When the Southeastern Conference announced its new football scheduling plan, most of the 14 member schools did not even blink. That’s because the clause that says each SEC team must have a game each season against a team from the ACC, Big Ten, Big 12 or Pac-12 did not have an impact on most of the schools in the conference.
There are rivalry games for nearly every SEC team that will satisfy this requirement. The Georgia Bulldogs face the Georgia Tech Yellow Jackets each season. The South Carolina Gamecocks face the Clemson Tigers. And so forth.
However, not every SEC school is currently in compliance with this rule. For example, the Mississippi State Bulldogs have played only two opponents since 2009 that would meet the qualifications set forth by SEC Commissioner Mike Slive.
MSU head coach Dan Mullen must find a partner for a home-and-home rivalry from one of the so-called “power conferences”. And since football schedules are done so far in advance, that might not be an easy proposition.
What also might not be easy for MSU is the game itself. Rather than playing an FCS opponent like Alcorn State, Jackson State or Tennessee-Martin, the Bulldogs would have to face a team from one of the nation’s best conferences. How good that team is remains to be seen, once the opponent is determined.
This change could hurt MSU in the short run, by costing them an automatic victory each season. But if Mullen and the Bulldogs can find a rivalry partner that they can beat more often than not, this will ultimately help the Bulldogs in the long run.

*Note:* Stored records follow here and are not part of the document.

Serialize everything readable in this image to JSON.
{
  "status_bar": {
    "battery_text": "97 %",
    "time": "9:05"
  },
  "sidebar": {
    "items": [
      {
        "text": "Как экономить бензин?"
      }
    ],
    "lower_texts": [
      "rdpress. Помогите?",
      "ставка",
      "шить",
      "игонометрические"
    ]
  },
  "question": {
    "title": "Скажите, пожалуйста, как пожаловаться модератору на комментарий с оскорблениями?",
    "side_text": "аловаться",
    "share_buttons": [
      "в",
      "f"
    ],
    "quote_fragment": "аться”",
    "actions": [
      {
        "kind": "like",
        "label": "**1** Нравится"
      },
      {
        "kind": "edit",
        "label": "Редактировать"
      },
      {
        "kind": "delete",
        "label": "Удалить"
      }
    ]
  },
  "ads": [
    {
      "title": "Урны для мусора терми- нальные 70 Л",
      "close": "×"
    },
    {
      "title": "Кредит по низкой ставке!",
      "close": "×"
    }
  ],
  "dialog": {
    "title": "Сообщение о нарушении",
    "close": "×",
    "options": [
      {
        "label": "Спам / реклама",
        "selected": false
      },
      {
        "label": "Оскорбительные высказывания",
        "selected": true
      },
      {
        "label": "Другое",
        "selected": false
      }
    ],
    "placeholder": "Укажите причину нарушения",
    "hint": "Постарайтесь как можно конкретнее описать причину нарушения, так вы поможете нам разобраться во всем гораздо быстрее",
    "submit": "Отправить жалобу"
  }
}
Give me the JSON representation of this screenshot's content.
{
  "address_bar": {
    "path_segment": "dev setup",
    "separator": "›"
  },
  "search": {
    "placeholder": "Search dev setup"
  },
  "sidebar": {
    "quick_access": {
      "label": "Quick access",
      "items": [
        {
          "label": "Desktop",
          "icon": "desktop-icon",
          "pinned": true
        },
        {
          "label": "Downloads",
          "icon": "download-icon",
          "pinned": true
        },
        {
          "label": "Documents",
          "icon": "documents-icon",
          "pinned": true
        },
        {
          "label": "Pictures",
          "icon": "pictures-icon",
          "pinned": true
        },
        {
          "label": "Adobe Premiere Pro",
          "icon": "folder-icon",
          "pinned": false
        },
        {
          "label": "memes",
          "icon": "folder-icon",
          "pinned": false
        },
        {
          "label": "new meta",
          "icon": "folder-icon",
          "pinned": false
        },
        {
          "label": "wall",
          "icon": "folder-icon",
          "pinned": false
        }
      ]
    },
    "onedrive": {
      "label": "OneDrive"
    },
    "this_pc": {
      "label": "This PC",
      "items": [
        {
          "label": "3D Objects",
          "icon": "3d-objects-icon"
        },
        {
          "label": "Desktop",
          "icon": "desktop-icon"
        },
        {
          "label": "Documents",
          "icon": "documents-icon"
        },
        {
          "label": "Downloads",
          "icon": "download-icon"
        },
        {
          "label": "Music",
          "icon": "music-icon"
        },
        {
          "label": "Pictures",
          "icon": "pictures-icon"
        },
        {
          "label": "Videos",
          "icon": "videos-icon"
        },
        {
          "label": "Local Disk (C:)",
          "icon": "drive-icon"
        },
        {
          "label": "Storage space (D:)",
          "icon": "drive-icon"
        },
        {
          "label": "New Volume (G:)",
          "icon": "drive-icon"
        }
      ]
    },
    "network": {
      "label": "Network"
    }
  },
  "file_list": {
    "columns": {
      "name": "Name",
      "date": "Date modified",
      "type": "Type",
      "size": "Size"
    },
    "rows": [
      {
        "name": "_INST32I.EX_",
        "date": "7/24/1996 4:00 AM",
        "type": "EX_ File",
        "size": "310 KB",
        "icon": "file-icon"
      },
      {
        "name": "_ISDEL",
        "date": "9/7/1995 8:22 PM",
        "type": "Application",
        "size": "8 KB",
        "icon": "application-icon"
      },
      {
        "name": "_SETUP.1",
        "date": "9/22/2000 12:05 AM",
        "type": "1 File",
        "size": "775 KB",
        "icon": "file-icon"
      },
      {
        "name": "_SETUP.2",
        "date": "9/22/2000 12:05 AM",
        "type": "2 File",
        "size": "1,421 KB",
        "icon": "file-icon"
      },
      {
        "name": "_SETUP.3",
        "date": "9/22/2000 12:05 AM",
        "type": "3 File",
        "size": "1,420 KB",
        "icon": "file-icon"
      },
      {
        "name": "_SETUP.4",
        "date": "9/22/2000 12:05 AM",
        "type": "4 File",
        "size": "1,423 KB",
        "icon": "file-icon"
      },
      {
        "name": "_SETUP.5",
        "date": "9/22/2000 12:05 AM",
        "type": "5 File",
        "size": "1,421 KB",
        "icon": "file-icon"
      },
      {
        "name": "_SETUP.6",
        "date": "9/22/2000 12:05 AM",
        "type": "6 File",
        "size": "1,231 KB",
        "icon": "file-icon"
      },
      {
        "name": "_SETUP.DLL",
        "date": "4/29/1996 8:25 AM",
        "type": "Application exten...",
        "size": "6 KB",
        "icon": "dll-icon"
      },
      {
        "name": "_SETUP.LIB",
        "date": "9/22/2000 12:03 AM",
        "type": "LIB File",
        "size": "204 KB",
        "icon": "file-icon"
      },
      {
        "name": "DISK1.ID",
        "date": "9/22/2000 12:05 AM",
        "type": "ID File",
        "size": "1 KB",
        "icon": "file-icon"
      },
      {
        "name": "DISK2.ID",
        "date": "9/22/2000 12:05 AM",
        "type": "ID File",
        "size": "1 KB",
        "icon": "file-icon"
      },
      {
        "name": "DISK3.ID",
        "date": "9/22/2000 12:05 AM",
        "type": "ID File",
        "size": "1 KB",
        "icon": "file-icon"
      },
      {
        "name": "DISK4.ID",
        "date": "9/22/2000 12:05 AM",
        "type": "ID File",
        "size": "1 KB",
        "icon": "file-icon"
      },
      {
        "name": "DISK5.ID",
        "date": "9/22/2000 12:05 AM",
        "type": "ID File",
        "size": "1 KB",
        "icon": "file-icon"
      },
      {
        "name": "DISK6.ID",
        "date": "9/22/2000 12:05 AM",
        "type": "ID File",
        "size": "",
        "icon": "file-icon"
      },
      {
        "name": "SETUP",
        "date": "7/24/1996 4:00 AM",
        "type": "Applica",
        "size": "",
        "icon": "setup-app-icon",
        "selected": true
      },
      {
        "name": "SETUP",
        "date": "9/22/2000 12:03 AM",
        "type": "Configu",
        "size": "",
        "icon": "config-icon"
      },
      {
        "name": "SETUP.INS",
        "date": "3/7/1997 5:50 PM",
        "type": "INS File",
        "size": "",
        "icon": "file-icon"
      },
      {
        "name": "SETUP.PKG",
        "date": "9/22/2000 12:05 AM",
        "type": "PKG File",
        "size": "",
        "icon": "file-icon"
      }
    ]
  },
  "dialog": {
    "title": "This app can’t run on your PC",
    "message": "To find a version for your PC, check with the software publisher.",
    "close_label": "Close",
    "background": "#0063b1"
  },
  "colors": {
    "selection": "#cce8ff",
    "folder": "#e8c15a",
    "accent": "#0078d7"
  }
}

Tim Letcher is a contributing writer for RantSports.com and a member of the Football Writers Association of America. Follow him on Twitter @TimLetcher , on Facebook or add him to your network on Google.